Exercise input
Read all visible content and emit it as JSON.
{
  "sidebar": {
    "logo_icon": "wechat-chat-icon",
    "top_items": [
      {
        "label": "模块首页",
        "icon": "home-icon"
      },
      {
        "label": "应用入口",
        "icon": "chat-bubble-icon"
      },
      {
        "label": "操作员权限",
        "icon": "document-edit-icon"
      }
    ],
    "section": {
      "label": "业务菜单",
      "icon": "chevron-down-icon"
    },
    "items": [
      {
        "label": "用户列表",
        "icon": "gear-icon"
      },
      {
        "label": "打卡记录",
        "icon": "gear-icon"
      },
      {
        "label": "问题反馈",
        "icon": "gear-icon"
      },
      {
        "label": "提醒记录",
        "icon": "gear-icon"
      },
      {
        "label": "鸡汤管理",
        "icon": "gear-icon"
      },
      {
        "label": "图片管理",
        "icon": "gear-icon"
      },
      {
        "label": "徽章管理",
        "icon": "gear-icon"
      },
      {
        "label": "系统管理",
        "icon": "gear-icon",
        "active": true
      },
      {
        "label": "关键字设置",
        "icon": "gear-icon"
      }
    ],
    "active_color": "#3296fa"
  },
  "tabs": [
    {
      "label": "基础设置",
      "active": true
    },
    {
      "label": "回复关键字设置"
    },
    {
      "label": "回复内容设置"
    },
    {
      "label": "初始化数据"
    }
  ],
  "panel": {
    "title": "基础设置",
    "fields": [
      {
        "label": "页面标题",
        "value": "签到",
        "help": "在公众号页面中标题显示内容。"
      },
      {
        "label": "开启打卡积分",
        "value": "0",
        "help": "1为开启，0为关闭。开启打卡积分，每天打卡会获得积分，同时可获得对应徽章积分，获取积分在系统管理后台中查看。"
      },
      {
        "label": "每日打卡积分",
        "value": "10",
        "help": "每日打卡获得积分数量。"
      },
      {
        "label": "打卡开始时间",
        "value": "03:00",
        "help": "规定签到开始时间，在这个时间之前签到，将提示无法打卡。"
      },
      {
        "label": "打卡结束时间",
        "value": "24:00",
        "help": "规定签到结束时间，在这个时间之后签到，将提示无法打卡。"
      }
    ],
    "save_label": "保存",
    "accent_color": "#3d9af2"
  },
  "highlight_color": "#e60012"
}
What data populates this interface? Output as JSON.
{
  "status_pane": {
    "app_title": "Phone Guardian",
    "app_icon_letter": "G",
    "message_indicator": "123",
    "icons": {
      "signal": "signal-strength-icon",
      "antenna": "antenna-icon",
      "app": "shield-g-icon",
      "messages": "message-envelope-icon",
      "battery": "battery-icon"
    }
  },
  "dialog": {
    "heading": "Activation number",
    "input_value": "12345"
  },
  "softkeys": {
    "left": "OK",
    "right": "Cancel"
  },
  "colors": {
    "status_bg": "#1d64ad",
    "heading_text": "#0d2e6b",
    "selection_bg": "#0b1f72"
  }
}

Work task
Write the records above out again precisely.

Answer space
Read all visible content and emit it as JSON.
{
  "sidebar": {
    "logo_icon": "wechat-chat-icon",
    "top_items": [
      {
        "label": "模块首页",
        "icon": "home-icon"
      },
      {
        "label": "应用入口",
        "icon": "chat-bubble-icon"
      },
      {
        "label": "操作员权限",
        "icon": "document-edit-icon"
      }
    ],
    "section": {
      "label": "业务菜单",
      "icon": "chevron-down-icon"
    },
    "items": [
      {
        "label": "用户列表",
        "icon": "gear-icon"
      },
      {
        "label": "打卡记录",
        "icon": "gear-icon"
      },
      {
        "label": "问题反馈",
        "icon": "gear-icon"
      },
      {
        "label": "提醒记录",
        "icon": "gear-icon"
      },
      {
        "label": "鸡汤管理",
        "icon": "gear-icon"
      },
      {
        "label": "图片管理",
        "icon": "gear-icon"
      },
      {
        "label": "徽章管理",
        "icon": "gear-icon"
      },
      {
        "label": "系统管理",
        "icon": "gear-icon",
        "active": true
      },
      {
        "label": "关键字设置",
        "icon": "gear-icon"
      }
    ],
    "active_color": "#3296fa"
  },
  "tabs": [
    {
      "label": "基础设置",
      "active": true
    },
    {
      "label": "回复关键字设置"
    },
    {
      "label": "回复内容设置"
    },
    {
      "label": "初始化数据"
    }
  ],
  "panel": {
    "title": "基础设置",
    "fields": [
      {
        "label": "页面标题",
        "value": "签到",
        "help": "在公众号页面中标题显示内容。"
      },
      {
        "label": "开启打卡积分",
        "value": "0",
        "help": "1为开启，0为关闭。开启打卡积分，每天打卡会获得积分，同时可获得对应徽章积分，获取积分在系统管理后台中查看。"
      },
      {
        "label": "每日打卡积分",
        "value": "10",
        "help": "每日打卡获得积分数量。"
      },
      {
        "label": "打卡开始时间",
        "value": "03:00",
        "help": "规定签到开始时间，在这个时间之前签到，将提示无法打卡。"
      },
      {
        "label": "打卡结束时间",
        "value": "24:00",
        "help": "规定签到结束时间，在这个时间之后签到，将提示无法打卡。"
      }
    ],
    "save_label": "保存",
    "accent_color": "#3d9af2"
  },
  "highlight_color": "#e60012"
}
What data populates this interface? Output as JSON.
{
  "status_pane": {
    "app_title": "Phone Guardian",
    "app_icon_letter": "G",
    "message_indicator": "123",
    "icons": {
      "signal": "signal-strength-icon",
      "antenna": "antenna-icon",
      "app": "shield-g-icon",
      "messages": "message-envelope-icon",
      "battery": "battery-icon"
    }
  },
  "dialog": {
    "heading": "Activation number",
    "input_value": "12345"
  },
  "softkeys": {
    "left": "OK",
    "right": "Cancel"
  },
  "colors": {
    "status_bg": "#1d64ad",
    "heading_text": "#0d2e6b",
    "selection_bg": "#0b1f72"
  }
}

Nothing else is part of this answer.